When is a trust not especially trustworthy, or a limited liability corporation not particularly effective at limiting liability? Answer: A lot more often than most high-net-worth individuals probably realize.
Wealth managers and estate planning attorneys are usually quick to recognize trusts and LLCs for what they are: asset distribution vehicles that can offer significant protection from tax and personal liability. What they tend to overlook, though, are the serious but less obvious challenges of insuring such legal entities.
An integrated coverage approach to insuring not only the trust or LLC, but also the clients who establish them, is essential.
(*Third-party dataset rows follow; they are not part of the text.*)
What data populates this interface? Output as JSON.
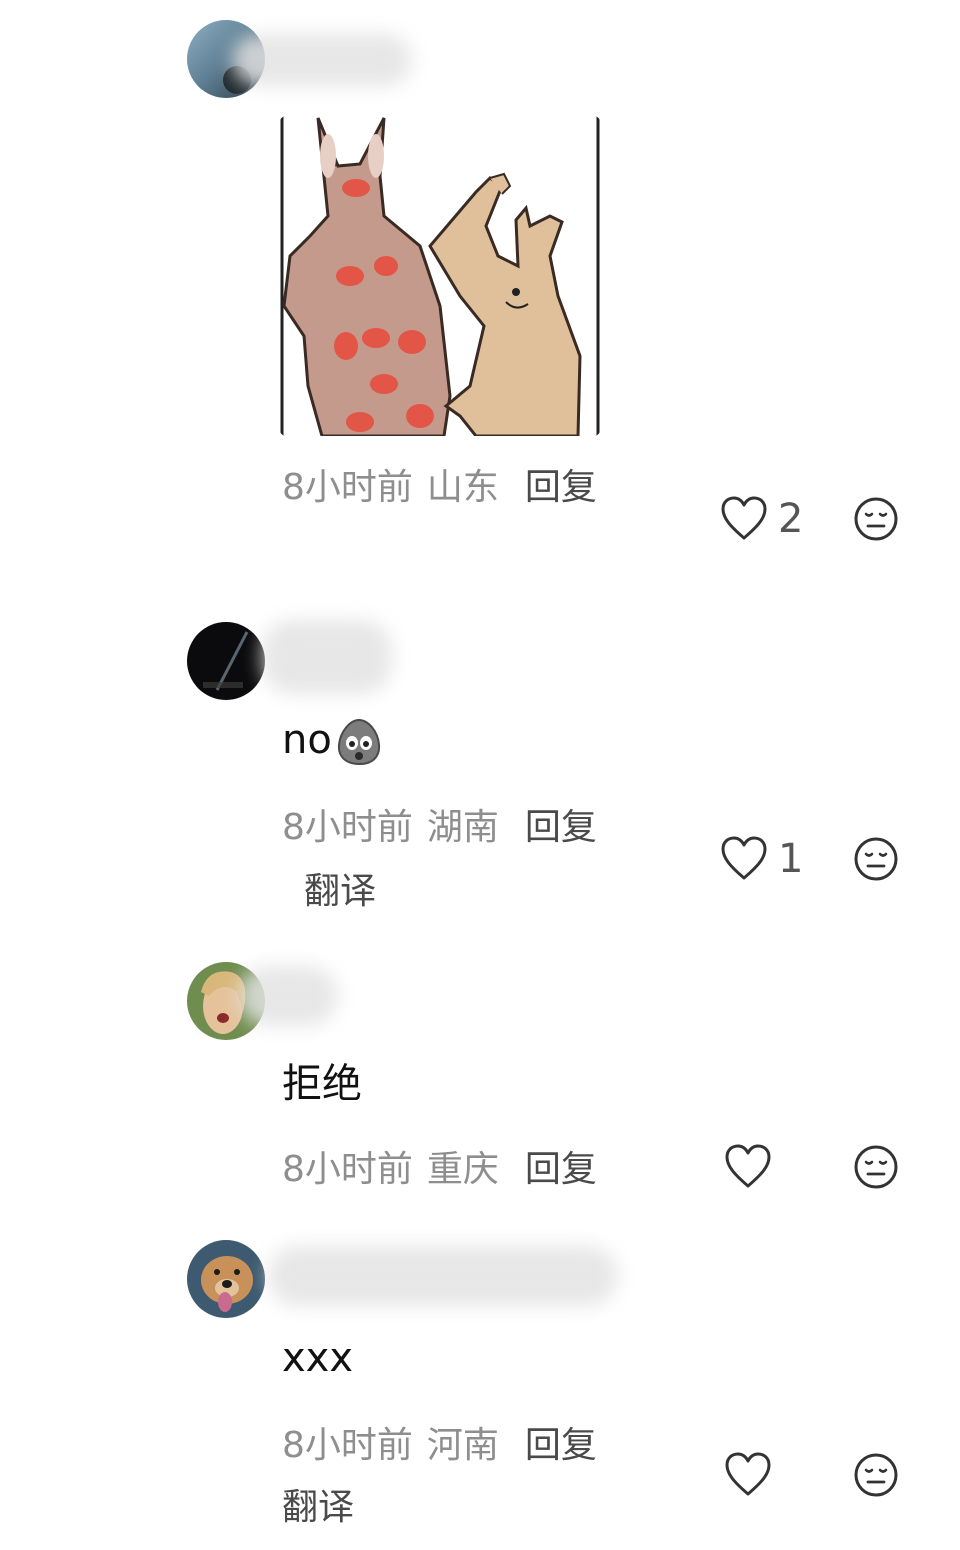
{
  "comments": [
    {
      "text": "",
      "time": "8小时前",
      "location": "山东",
      "reply_label": "回复",
      "likes": "2",
      "has_image": true
    },
    {
      "text": "no",
      "time": "8小时前",
      "location": "湖南",
      "reply_label": "回复",
      "translate_label": "翻译",
      "likes": "1",
      "emoji_icon": "shocked-bean-emoji"
    },
    {
      "text": "拒绝",
      "time": "8小时前",
      "location": "重庆",
      "reply_label": "回复",
      "likes": ""
    },
    {
      "text": "xxx",
      "time": "8小时前",
      "location": "河南",
      "reply_label": "回复",
      "translate_label": "翻译",
      "likes": ""
    }
  ],
  "icons": {
    "like": "heart-outline-icon",
    "dislike": "meh-face-icon"
  },
  "colors": {
    "meta_text": "#8e8e8e",
    "reply_text": "#4a4a4a",
    "icon_stroke": "#333333"
  }
}
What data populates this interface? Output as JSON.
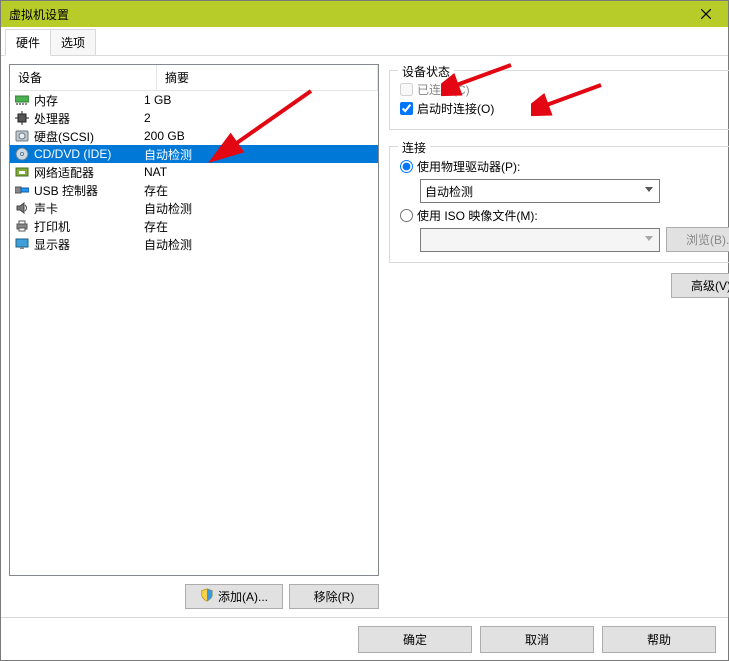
{
  "window": {
    "title": "虚拟机设置"
  },
  "tabs": {
    "hardware": "硬件",
    "options": "选项"
  },
  "columns": {
    "device": "设备",
    "summary": "摘要"
  },
  "devices": [
    {
      "icon": "memory",
      "name": "内存",
      "summary": "1 GB"
    },
    {
      "icon": "cpu",
      "name": "处理器",
      "summary": "2"
    },
    {
      "icon": "hdd",
      "name": "硬盘(SCSI)",
      "summary": "200 GB"
    },
    {
      "icon": "cd",
      "name": "CD/DVD (IDE)",
      "summary": "自动检测",
      "selected": true
    },
    {
      "icon": "nic",
      "name": "网络适配器",
      "summary": "NAT"
    },
    {
      "icon": "usb",
      "name": "USB 控制器",
      "summary": "存在"
    },
    {
      "icon": "sound",
      "name": "声卡",
      "summary": "自动检测"
    },
    {
      "icon": "printer",
      "name": "打印机",
      "summary": "存在"
    },
    {
      "icon": "display",
      "name": "显示器",
      "summary": "自动检测"
    }
  ],
  "leftButtons": {
    "add": "添加(A)...",
    "remove": "移除(R)"
  },
  "status": {
    "legend": "设备状态",
    "connected": "已连接(C)",
    "connectOnStart": "启动时连接(O)"
  },
  "connection": {
    "legend": "连接",
    "usePhysical": "使用物理驱动器(P):",
    "physicalValue": "自动检测",
    "useIso": "使用 ISO 映像文件(M):",
    "browse": "浏览(B)..."
  },
  "advanced": "高级(V)...",
  "footer": {
    "ok": "确定",
    "cancel": "取消",
    "help": "帮助"
  }
}
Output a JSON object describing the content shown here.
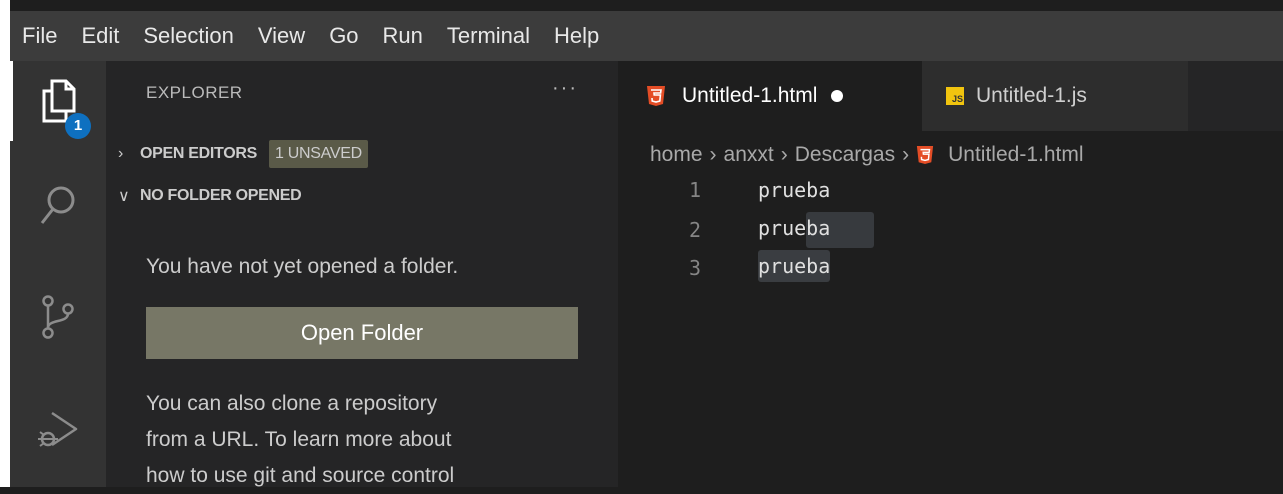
{
  "menu": [
    "File",
    "Edit",
    "Selection",
    "View",
    "Go",
    "Run",
    "Terminal",
    "Help"
  ],
  "activity": {
    "explorer_icon": "files-icon",
    "explorer_badge": "1",
    "search_icon": "search-icon",
    "source_control_icon": "source-control-icon",
    "run_debug_icon": "run-debug-icon"
  },
  "sidebar": {
    "title": "EXPLORER",
    "more": "···",
    "open_editors": {
      "label": "OPEN EDITORS",
      "badge": "1 UNSAVED"
    },
    "no_folder": {
      "label": "NO FOLDER OPENED"
    },
    "message": "You have not yet opened a folder.",
    "open_folder_button": "Open Folder",
    "clone_lines": [
      "You can also clone a repository",
      "from a URL. To learn more about",
      "how to use git and source control"
    ]
  },
  "tabs": [
    {
      "label": "Untitled-1.html",
      "icon": "html5-icon",
      "unsaved": true,
      "active": true
    },
    {
      "label": "Untitled-1.js",
      "icon": "js-icon",
      "active": false
    }
  ],
  "breadcrumb": [
    "home",
    "anxxt",
    "Descargas",
    "Untitled-1.html"
  ],
  "editor": {
    "lines": [
      {
        "number": "1",
        "text": "prueba"
      },
      {
        "number": "2",
        "text": "prueba"
      },
      {
        "number": "3",
        "text": "prueba"
      }
    ]
  },
  "colors": {
    "menubar": "#3c3c3c",
    "activitybar": "#333333",
    "sidebar": "#252526",
    "editor": "#1e1e1e",
    "badge": "#0e70c0",
    "html_icon": "#e44d26",
    "js_icon": "#f1c40f"
  }
}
Some clients, for example, assume insurance coverage for a trust or LLC eliminates the client’s need to retain personal liability coverage when, in actuality, liability coverage in the name of either entity is limited to the property (house, cars, etc.) within that trust.
Similarly, when it comes to protecting personal contents contained in a home, the trust may not have an “insurable interest” in them. If this is the case, the trust may not have a legitimate claim in the event of a loss.
Clients need to appreciate that legally transferring ownership of certain personal assets to a trust or LLC doesn’t necessarily end their exposure to lawsuits for activity arising from those assets. Many high-net-worth clients who assume otherwise may eliminate personal liability insurance in their name, not realizing this leaves them exposed to out-of-pocket costs for legal defense and potential judgments against them.
Consulting with an insurance professional who can work together with the client and his/her legal counsel to establish an appropriate insurance program is essential.
Among the complicated issues clients need to work through with legal counsel and insurance professionals are: What is the purpose of utilizing an LLC or trust vehicle? Is the “named beneficiary” of the trust/LLC coverage using and controlling the property insured through the trust? Is the trust being used for a purpose that may create additional liability for a named beneficiary? Is the trust actively acquiring and liquidating assets? Any of these conditions can impact the strength or weakness of claims that may eventually arise.
Whatever the reason a client chooses to establish a trust or LLC, the insurance program should never inadvertently take away protection from the person or persons who deemed it beneficial to create such an entity. Yet, that’s exactly what sometimes occurs.
Imagine a client is displaced by a fire from a home covered under a policy written solely in the name of trust. In such a scenario, the policy would not address the client’s temporary housing and living expenses, as a personal homeowner’s policy in the client’s name would.
Many well-to-do families take a position that their business–personal or professional–must be kept confidential at all cost. They use trusts and LLCs as ownership vehicles for personal property, to protect their anonymity and to shield their assets from nuisance civil actions by opportunistic litigants. Ironically, from an insurance perspective, “leaving their name out of it” can leave them more vulnerable to claims of liability and other insurable exposures.
There are options to help ensure such gaps are eliminated while not damaging the legal strength of separation between the individual and the entity. However, such options may require clients who move assets to trusts and LLCs to forego anonymity, at least on their personal liability policy.
For a trust or LLC that is seeking to acquire and dispose of assets, clients need to consider that they may need more protection than personal insurance, alone, can afford. If a trust or LLC creates a commercial exposure, it is wise to seek an insurance agent or broker who can evaluate the big picture and the personal/business risks that result.
Anything less is an uncovered accident waiting to happen.
Andrew McElwee, EVP of Chubb & Son and COO of Chubb Personal Insurance, is a regular contributor to Wealth Manager.